Josh Bourne ⬥ 21 September
One summer when I was growing up in Wisconsin, my parents took my sisters and me to Door County, the peninsula that juts out into Lake Michigan, just north of Green Bay. It’s a popular vacation spot, sort of like Cape Cod for Midwesterners. In Door County there is a town called Sister Bay, which is the home of Al Johnson’s Swedish Restaurant and Butik, a restaurant known for more than just its Swedish meatballs. Al Johnson’s has a grass roof where live goats graze all day long. Take a look:

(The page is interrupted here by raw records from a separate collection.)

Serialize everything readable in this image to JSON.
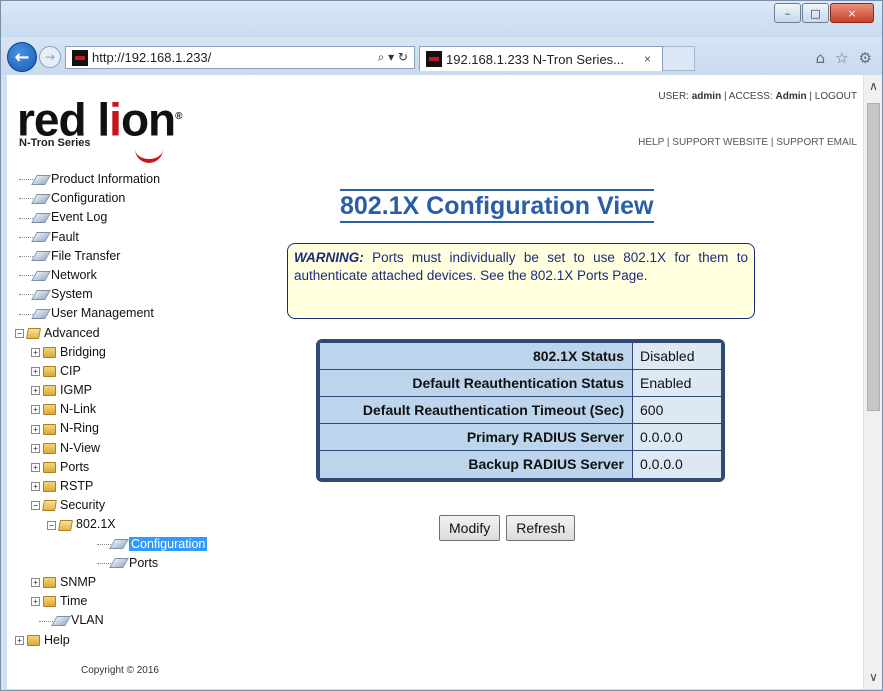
{
  "browser": {
    "back_icon": "arrow-left-icon",
    "forward_icon": "arrow-right-icon",
    "address": "http://192.168.1.233/",
    "address_tools": "⌕ ▾ ↻",
    "tab_title": "192.168.1.233 N-Tron Series...",
    "tab_close": "×",
    "tool_icons": [
      "home-icon",
      "star-icon",
      "gear-icon"
    ],
    "window_controls": [
      "–",
      "□",
      "×"
    ]
  },
  "header": {
    "logo_word_before": "red l",
    "logo_word_i": "i",
    "logo_word_after": "on",
    "logo_reg": "®",
    "logo_sub": "N-Tron Series",
    "user_label": "USER:",
    "user": "admin",
    "access_label": "ACCESS:",
    "access": "Admin",
    "logout": "LOGOUT",
    "help": "HELP",
    "support_site": "SUPPORT WEBSITE",
    "support_email": "SUPPORT EMAIL"
  },
  "tree": {
    "items": [
      {
        "label": "Product Information"
      },
      {
        "label": "Configuration"
      },
      {
        "label": "Event Log"
      },
      {
        "label": "Fault"
      },
      {
        "label": "File Transfer"
      },
      {
        "label": "Network"
      },
      {
        "label": "System"
      },
      {
        "label": "User Management"
      },
      {
        "label": "Advanced"
      },
      {
        "label": "Bridging"
      },
      {
        "label": "CIP"
      },
      {
        "label": "IGMP"
      },
      {
        "label": "N-Link"
      },
      {
        "label": "N-Ring"
      },
      {
        "label": "N-View"
      },
      {
        "label": "Ports"
      },
      {
        "label": "RSTP"
      },
      {
        "label": "Security"
      },
      {
        "label": "802.1X"
      },
      {
        "label": "Configuration"
      },
      {
        "label": "Ports"
      },
      {
        "label": "SNMP"
      },
      {
        "label": "Time"
      },
      {
        "label": "VLAN"
      },
      {
        "label": "Help"
      }
    ],
    "expand_minus": "−",
    "expand_plus": "+"
  },
  "copyright": "Copyright © 2016",
  "main": {
    "title": "802.1X Configuration View",
    "warning_label": "WARNING:",
    "warning_text": " Ports must individually be set to use 802.1X for them to authenticate attached devices. See the 802.1X Ports Page.",
    "rows": [
      {
        "label": "802.1X Status",
        "value": "Disabled"
      },
      {
        "label": "Default Reauthentication Status",
        "value": "Enabled"
      },
      {
        "label": "Default Reauthentication Timeout (Sec)",
        "value": "600"
      },
      {
        "label": "Primary RADIUS Server",
        "value": "0.0.0.0"
      },
      {
        "label": "Backup RADIUS Server",
        "value": "0.0.0.0"
      }
    ],
    "modify_label": "Modify",
    "refresh_label": "Refresh"
  },
  "scrollbar": {
    "up": "∧",
    "down": "∨"
  }
}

The goat-studded roof is such a key part of the Al Johnson’s experience that the owners have trademarked the scenario. Also, in addition to the domain name AlJohnsons.com, the restaurant also owns GoatsOnTheRoof.com, which points to the restaurant home page.
According to the Milwaukee Journal Sentinel, Al Johnson’s has sued other businesses for copying their shtick, including the Tiger Mountain Market in Rabun County, Georgia. The Tiger Mountain Market puts goats on its roof as well, and owns the domain name Goats-On-The-Roof.com. Al Johnson’s sued under the Lanham Act, federal legislation that protects trademarks in the United States.

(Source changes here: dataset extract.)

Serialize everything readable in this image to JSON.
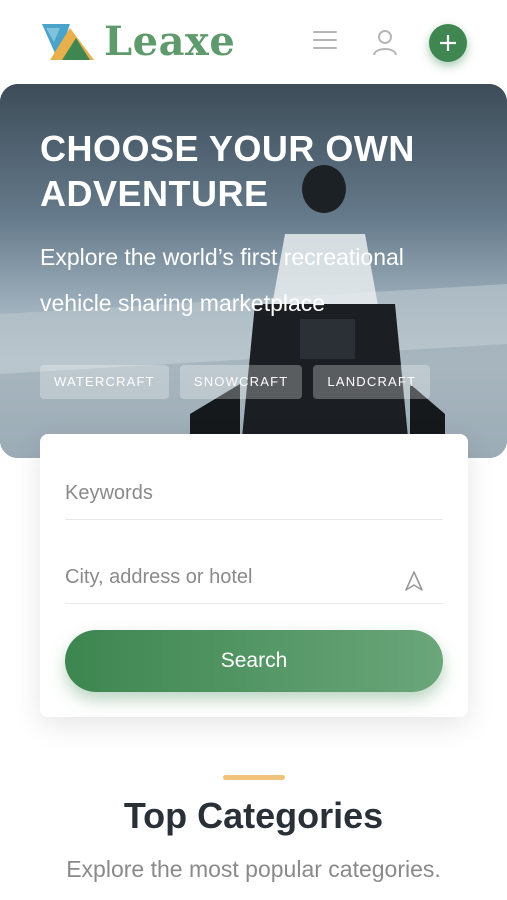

The owner of Tiger Mountain Market, Danny Benson, ended up paying Al Johnsnon’s a fee for the right to use goats on its roof as a marketing tool. But in terms of online marketing, Benson may have won out slightly: when searching for the term “goats on the roof,” Tiger Mountain Market outranks Al Johnson’s on the results page in Google and Bing.

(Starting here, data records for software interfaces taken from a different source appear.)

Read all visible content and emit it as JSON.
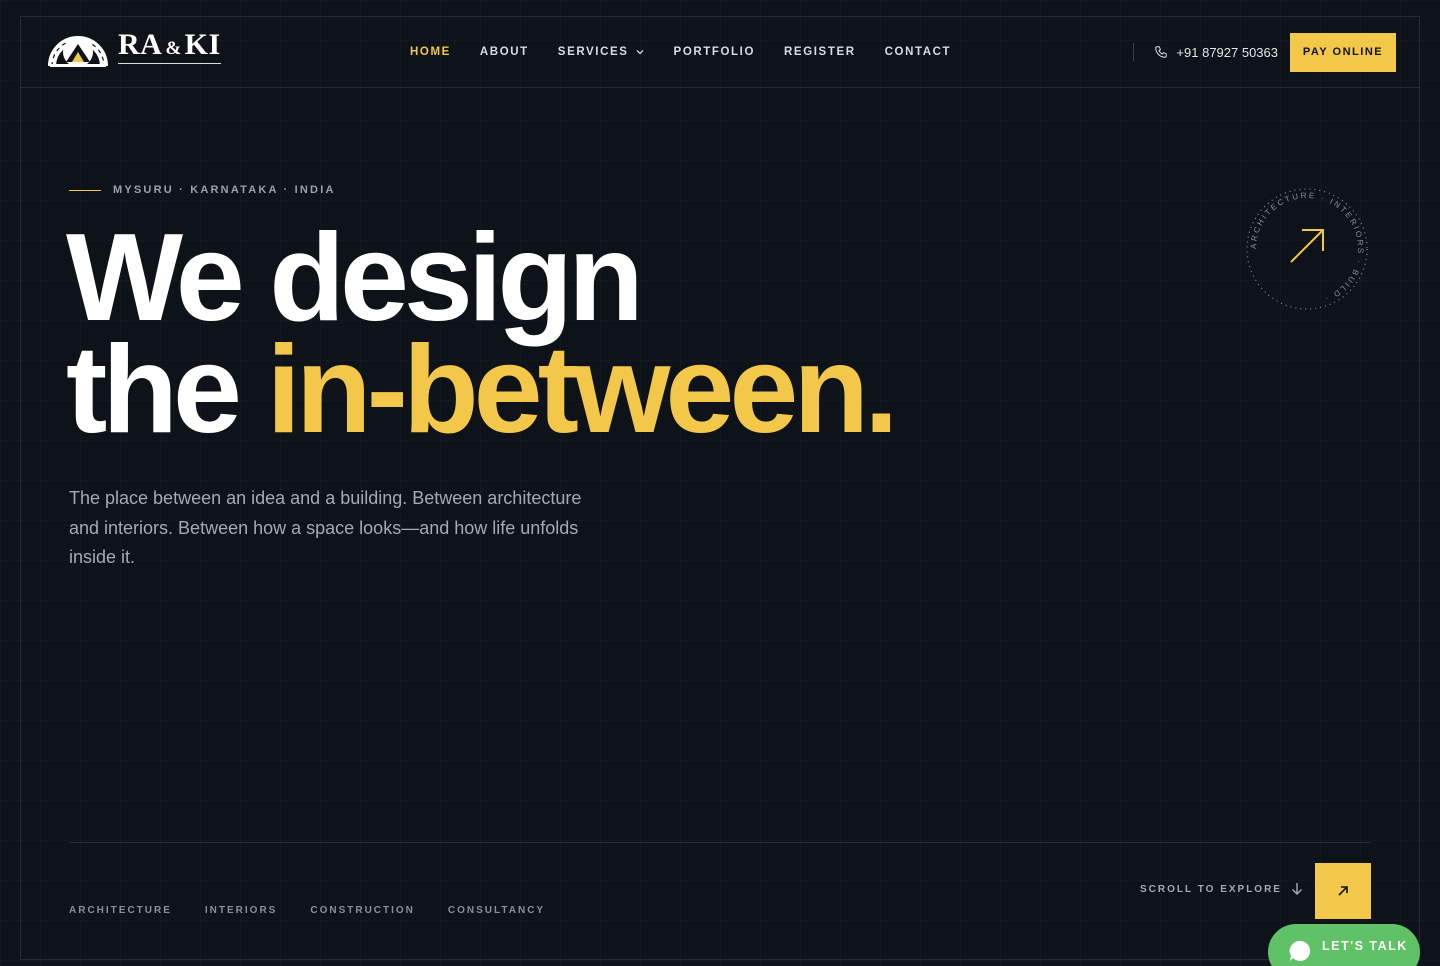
{
  "brand": {
    "name_left": "RA",
    "name_amp": "&",
    "name_right": "KI"
  },
  "nav": {
    "items": [
      {
        "label": "HOME",
        "active": true
      },
      {
        "label": "ABOUT",
        "active": false
      },
      {
        "label": "SERVICES",
        "active": false,
        "has_dropdown": true
      },
      {
        "label": "PORTFOLIO",
        "active": false
      },
      {
        "label": "REGISTER",
        "active": false
      },
      {
        "label": "CONTACT",
        "active": false
      }
    ]
  },
  "header": {
    "phone": "+91 87927 50363",
    "pay_label": "PAY ONLINE"
  },
  "hero": {
    "kicker": "MYSURU · KARNATAKA · INDIA",
    "line1": "We design",
    "line2_plain": "the ",
    "line2_accent": "in-between.",
    "lead": "The place between an idea and a building. Between architecture and interiors. Between how a space looks—and how life unfolds inside it."
  },
  "badge": {
    "ring_text": "ARCHITECTURE · INTERIORS · BUILD ·"
  },
  "footer": {
    "tags": [
      "ARCHITECTURE",
      "INTERIORS",
      "CONSTRUCTION",
      "CONSULTANCY"
    ],
    "scroll_label": "SCROLL TO EXPLORE",
    "talk_label": "LET'S TALK"
  },
  "colors": {
    "background": "#0e1219",
    "accent": "#f3c74a",
    "whatsapp": "#5fc266",
    "text_muted": "#a4aab4"
  },
  "icons": {
    "phone": "phone-icon",
    "chevron": "chevron-down-icon",
    "arrow": "arrow-up-right-icon",
    "scroll": "arrow-down-icon",
    "chat": "chat-bubble-icon"
  }
}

Tags: Al Johnson’s Swedish Restaurant, Bing, Butik, Danny Benson, domain names, Door County, Google, Lanham Act, marketing, Milwaukee Journal Sentinel, Sister Bay, Tiger Mountain Market, trademark protection, Wisconsin